The political battlefield is slowly shifting its sights from television to YouTube, reports the Omaha World Herald.
Iowa legislators posted videos of State Sen. Jack Kibbie, president of the Iowa Senate, as he introduced a resolution opposing the troop surge in Iraq. That may be pretty exciting stuff for a select few.
"We're putting our toe in the water here," said Rusty Martin, communications director for the Iowa Senate Democrats.
Iowa politicians aren't the first the use the medium to get the word out.
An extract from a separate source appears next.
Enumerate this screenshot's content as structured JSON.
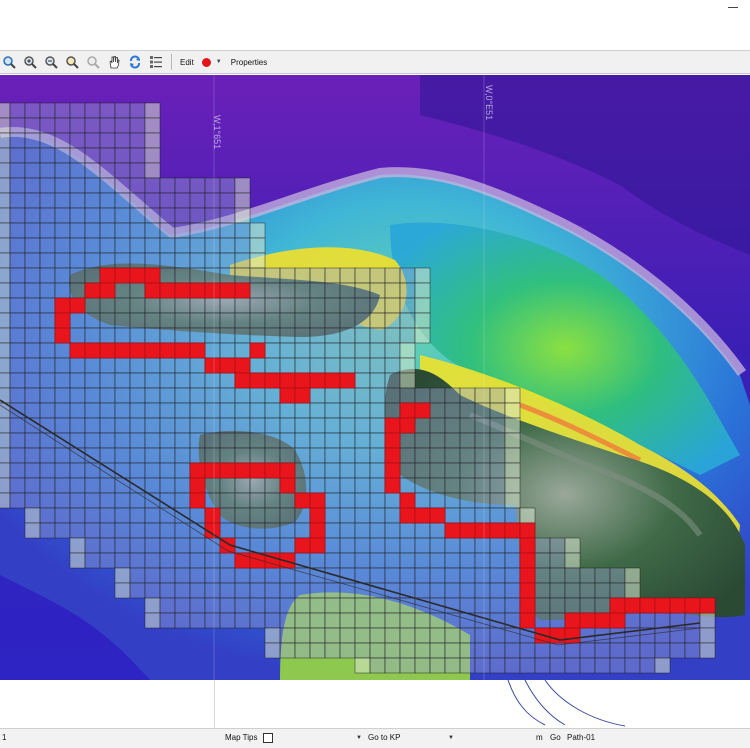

Presidential candidates have posted commercials and press conferences online geared toward younger voters, and the price to post videos is right--free.
"The Iowa Democrats are in control (of the Legislature) for the first time in more than 40 years, so they're trying to promote what they see as their achievements," political scientist Dianne Bystrom said of the use of YouTube.
Republicans in the Iowa Senate have discussed using YouTube, but they don't have plans to begin posting videos soon, said Kimberly Steenhoek, a spokeswoman for the Senate GOP.
It's no surprise that political postings have failed to garner the same amount of hits that say, a video of supermodel Carmen Electra falling down on the runway garnered (100,000 hits in less than 24 hours).
"The thing about most YouTube stuff is it's fairly innovative or funny," said Bystrom, director of the Carrie Chapman Catt Center for Women and Politics at Iowa State University. "It remains to be seen who is really going to look at the Senate videos."